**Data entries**
■ ■ ■ ■ ■ ■ ■
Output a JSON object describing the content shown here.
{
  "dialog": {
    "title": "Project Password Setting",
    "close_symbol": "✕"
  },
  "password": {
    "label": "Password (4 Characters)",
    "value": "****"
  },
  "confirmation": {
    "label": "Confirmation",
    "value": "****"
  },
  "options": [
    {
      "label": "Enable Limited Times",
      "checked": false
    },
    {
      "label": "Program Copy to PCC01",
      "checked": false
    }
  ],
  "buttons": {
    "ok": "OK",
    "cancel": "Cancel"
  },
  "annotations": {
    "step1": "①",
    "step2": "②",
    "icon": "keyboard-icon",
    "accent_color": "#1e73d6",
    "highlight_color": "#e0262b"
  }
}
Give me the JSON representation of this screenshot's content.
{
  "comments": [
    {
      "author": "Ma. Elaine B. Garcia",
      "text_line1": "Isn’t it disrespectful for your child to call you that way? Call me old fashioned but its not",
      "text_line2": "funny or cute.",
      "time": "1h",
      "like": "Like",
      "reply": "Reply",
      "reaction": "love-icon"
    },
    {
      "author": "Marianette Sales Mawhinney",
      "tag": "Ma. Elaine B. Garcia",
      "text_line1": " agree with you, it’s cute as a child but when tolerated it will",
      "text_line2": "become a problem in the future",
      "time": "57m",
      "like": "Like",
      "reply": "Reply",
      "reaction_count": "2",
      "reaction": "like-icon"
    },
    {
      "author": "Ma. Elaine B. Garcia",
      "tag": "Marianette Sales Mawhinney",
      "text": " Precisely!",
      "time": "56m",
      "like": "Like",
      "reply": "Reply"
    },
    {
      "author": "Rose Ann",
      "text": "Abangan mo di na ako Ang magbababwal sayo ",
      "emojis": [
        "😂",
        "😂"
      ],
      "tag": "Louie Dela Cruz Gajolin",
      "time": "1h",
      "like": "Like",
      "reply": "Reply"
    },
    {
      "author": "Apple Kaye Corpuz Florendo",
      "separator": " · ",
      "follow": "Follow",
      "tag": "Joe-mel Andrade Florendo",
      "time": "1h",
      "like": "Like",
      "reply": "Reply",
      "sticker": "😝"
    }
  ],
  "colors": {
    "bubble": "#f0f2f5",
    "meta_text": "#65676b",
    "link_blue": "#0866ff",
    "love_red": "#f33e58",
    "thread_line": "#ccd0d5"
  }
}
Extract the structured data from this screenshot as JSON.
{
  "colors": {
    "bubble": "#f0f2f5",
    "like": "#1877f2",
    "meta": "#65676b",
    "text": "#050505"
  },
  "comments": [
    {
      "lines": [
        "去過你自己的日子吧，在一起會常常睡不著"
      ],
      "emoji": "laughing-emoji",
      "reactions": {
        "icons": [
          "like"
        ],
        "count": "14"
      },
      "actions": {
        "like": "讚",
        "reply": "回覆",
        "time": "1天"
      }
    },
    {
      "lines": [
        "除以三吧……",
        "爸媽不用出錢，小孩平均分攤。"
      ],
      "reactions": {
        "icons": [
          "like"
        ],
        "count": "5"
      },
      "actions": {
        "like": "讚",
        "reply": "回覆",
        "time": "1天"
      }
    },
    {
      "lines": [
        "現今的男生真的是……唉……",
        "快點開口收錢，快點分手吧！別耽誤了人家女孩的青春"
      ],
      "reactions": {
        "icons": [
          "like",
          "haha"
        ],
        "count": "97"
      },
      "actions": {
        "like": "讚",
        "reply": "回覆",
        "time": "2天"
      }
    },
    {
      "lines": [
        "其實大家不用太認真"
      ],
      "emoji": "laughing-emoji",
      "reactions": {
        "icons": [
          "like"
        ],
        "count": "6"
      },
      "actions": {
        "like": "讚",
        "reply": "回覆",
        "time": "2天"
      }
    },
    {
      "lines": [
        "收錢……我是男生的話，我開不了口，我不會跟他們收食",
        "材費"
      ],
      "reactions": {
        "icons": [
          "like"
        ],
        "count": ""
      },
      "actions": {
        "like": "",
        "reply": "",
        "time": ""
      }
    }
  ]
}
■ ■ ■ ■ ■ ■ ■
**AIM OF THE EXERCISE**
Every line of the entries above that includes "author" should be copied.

**ANSWER TO THIS PROBLEM**
      "author": "Ma. Elaine B. Garcia",
      "author": "Marianette Sales Mawhinney",
      "author": "Ma. Elaine B. Garcia",
      "author": "Rose Ann",
      "author": "Apple Kaye Corpuz Florendo",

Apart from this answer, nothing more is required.